First, we put everything we could into each stroke … lots of effort, sure, but no more than anyone else. The difference is that technically, with oars close to the water and with the roll-up being the final part of the extension for more reach, we got a lot more water to work with.

I can’t emphasize too strongly how important “with oars close to the water and with the roll-up being the final part of the extension for more reach” is to maximizing a crew’s effectiveness. You can see how carefully we approached the catch. The connection with the water was at the speed we were moving, and when the oar took its hold on the water, we began the acceleration. Absolutely no lost motion or wasted effort … no cavitation. Nothing interfered with the run of the boat … no vertical motion whatsoever.

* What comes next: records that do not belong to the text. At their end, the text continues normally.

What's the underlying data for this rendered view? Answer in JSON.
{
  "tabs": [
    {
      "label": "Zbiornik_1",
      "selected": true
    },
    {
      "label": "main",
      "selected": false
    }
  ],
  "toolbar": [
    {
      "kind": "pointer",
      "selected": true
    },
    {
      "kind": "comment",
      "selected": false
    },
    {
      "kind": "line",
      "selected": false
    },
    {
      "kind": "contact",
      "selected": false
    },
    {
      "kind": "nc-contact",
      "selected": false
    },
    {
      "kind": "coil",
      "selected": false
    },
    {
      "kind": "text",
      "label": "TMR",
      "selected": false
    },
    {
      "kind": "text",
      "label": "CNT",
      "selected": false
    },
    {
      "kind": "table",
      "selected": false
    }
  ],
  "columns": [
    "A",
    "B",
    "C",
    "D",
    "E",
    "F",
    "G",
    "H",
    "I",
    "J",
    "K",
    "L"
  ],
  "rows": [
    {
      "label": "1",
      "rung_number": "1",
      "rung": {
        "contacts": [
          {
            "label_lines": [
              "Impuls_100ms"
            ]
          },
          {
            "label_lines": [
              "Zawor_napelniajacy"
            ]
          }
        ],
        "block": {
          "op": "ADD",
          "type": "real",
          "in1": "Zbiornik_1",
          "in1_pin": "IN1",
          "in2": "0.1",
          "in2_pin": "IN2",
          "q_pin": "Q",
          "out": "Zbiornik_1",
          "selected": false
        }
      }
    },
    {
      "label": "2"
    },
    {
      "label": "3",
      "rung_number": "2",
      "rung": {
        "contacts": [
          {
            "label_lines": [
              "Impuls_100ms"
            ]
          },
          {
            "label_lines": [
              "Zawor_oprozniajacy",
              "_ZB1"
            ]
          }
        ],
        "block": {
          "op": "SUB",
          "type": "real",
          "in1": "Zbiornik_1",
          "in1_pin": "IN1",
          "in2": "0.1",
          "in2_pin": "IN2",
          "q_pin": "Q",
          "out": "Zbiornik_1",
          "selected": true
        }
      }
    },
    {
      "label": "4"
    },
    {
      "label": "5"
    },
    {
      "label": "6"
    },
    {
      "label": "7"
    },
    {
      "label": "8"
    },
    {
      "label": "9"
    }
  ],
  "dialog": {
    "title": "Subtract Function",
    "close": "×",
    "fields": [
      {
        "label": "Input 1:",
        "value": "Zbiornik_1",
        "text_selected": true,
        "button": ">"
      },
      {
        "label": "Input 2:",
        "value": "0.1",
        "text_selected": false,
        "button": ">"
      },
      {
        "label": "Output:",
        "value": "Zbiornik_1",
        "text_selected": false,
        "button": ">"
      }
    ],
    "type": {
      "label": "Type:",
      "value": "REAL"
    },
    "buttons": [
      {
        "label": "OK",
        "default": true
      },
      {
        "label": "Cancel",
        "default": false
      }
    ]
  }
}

We also carried the work as far as we could into the bow. Something in physics about that, about power applied over distance, in this case distance being the arc of the oar through the water.

We let the boat get all the run it could out of each stroke. By rowing two or three beats higher, the competition cut off the run. But first you have to boost the effective power in the water.

Everyone is equally fatigued at the end of a race, so it isn’t just effort. It’s effort effectively applied.

You can see the Russian pair, our chief competitor, and how short they are in the water. They approach the catch with their oars high off the water and then smack the catch hard with their oars … to my eye, they miss a ton of water, and their only recourse is to row at a higher rate, which compounds their problem.